AKP elites haven't hidden their suspicion of the armed forces. They have persistently expressed dislike of national holidays celebrated with military parades, which used to be opportunities for the armed forces to show their strength. Through the years, AKP leaders have found perplexing excuses not to attend national celebrations, and they sometimes ban military parades altogether. Instead, government offices, schools and the public have been encouraged to celebrate newly discovered Islamic holidays and AKP-approved events.
A few recent cases that didn't escape the press indicate that AKP officials, including Erdogan, may indeed be more worried about the armed forces than ever before. For example, in May, just before Erdogan’s arrival in the city of Tekirdag, a soldier assigned to salute the president was removed from the military guard. He was accused of being a member of the Gulen movement.
In June, images of officers with empty holsters saluting Erdogan appeared in the media. And it's not just Erdogan who may not like security personnel with guns. On July 11, Interior Minister Suleyman Soylu was photographed saluting special operations police who had blank firing adaptors attached to their automatic rifles. Although unverified, there have long been rumors that Erdogan, AKP bureaucrats, lawmakers and even pro-AKP journalists wear bulletproof vests. So what is the cause of their hyperbolic fear of the military?
A professor of Ottoman history who works at a government university and spoke on condition of anonymity told Al-Monitor, “Trying to revitalize the Ottoman Empire’s glory, Erdogan has definitely woken up the sultan’s nightmare of the Janissaries. For centuries, the sounds of their cauldrons’ banging sent chills down the spines of the palace elite. So the tradition of a military shadow on politics is part of the culture here. Despite multiple coups, armed forces are revered because they are considered just and necessary for modern Turkey."
However, he said, "in the last decade, starting with the damaging plots, such as the Ergenekon and Balyoz [cases] against high-ranking military officials, the reputation of the army has been tarnished. There are also concerns that Erdogan is raising his own private army [referred to as Sadat in the daily lexicon]. Still, for Erdogan’s and other officials’ security details to collect weapons from honor guards required by protocol is unheard of.”
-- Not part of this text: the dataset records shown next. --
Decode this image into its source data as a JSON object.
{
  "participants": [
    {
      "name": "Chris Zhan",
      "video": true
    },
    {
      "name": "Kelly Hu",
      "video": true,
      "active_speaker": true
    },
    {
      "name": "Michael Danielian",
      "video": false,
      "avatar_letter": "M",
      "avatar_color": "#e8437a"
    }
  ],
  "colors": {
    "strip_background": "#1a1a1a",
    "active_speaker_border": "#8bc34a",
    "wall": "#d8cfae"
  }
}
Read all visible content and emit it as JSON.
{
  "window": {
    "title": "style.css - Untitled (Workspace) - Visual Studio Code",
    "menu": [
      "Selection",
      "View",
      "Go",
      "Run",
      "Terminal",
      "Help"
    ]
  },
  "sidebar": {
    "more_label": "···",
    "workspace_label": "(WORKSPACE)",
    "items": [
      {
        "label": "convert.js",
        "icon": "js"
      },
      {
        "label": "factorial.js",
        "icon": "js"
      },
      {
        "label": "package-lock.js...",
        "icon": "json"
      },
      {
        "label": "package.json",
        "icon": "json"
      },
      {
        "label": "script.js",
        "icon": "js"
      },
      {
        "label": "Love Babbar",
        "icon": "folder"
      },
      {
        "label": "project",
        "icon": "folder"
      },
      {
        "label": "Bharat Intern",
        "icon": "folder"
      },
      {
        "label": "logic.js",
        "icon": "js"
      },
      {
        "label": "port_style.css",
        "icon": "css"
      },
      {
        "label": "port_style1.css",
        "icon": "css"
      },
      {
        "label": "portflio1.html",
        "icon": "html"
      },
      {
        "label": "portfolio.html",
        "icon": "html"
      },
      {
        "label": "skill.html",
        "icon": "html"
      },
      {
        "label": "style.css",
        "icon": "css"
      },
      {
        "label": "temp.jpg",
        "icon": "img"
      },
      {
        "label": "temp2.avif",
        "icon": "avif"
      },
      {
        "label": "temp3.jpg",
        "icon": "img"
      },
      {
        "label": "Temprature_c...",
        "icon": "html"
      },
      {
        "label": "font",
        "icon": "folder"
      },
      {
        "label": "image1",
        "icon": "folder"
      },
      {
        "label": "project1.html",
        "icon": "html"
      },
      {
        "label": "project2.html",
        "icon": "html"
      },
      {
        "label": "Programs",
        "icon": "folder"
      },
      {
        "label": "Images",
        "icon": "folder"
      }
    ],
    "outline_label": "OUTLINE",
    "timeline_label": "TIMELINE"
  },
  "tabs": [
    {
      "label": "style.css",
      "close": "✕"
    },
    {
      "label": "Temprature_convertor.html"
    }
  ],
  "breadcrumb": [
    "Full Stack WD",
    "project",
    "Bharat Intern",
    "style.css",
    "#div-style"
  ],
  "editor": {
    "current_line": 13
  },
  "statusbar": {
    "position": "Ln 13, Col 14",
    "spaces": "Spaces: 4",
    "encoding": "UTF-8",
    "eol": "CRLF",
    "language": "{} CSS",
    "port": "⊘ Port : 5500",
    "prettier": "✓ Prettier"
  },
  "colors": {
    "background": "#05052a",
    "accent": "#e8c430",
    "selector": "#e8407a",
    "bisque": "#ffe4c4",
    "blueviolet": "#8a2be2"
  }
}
Given Erdogan’s show of strength July 15, and given that the military’s reputation and power are at their lowest point in the last decade, why are government elites still scared of their own soldiers?
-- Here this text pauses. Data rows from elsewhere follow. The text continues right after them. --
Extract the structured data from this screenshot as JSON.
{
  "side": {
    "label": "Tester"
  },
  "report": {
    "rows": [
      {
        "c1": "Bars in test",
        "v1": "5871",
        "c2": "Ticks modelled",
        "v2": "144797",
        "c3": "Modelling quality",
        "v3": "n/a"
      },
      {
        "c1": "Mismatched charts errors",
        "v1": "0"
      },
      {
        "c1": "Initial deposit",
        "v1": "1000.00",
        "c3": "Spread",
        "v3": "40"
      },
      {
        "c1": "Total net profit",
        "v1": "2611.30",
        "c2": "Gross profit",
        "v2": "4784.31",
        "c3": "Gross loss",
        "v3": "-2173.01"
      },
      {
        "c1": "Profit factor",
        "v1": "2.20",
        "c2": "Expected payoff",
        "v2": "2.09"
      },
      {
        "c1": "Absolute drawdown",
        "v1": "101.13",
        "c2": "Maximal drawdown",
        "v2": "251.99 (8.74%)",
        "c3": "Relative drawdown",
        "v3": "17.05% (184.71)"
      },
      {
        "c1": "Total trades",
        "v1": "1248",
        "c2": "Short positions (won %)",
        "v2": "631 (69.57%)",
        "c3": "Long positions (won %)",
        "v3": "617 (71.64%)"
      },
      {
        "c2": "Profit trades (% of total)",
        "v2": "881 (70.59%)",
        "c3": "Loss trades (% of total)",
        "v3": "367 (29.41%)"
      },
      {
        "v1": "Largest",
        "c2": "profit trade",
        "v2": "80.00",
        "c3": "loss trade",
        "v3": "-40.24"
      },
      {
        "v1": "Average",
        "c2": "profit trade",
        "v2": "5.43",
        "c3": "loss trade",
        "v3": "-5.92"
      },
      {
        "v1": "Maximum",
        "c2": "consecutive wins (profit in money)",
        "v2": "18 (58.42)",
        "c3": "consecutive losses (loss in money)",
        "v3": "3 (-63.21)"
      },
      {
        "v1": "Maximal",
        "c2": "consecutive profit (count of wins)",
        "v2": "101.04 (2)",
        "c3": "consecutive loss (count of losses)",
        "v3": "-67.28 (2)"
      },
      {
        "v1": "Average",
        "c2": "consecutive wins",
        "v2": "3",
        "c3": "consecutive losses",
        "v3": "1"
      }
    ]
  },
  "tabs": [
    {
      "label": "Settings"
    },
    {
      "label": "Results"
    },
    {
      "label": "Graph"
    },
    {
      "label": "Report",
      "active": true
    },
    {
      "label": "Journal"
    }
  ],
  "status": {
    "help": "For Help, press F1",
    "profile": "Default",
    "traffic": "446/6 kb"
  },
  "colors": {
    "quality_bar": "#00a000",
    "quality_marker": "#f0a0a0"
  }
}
Limited data on the past 15 years of the armed forces show a dismal picture. For example, between 2005 and 2015, more soldiers committed suicide than died in combat. That said, the number of security personnel lost in combat or terror attacks has also risen significantly since 2015. Government purges have hit the security forces the hardest, and the latest recruits haven't been trained properly, leading to undeniable incompetence in their service at all levels. To top this off, thousands of conscripts suffered from food poisoning in May and June, and it is doubtful that the allegations of corruption involving the Defense Ministry and catering firms will ever be investigated diligently.
A colonel who spoke on condition of anonymity told Al-Monitor, “Erdogan will go down in Turkish political history as a politician with the least tolerance toward criticism and satire. We knew he had a fragile ego. We now see the fear of death is quite potent for him, and it is contagious. For now, fear compels obedience. Once the threshold for fear is surpassed, the result is disobedience. Once you have overt disobedience, further domestic pressure becomes inevitable and the cycle for disaster starts. What if people no longer fear the system?”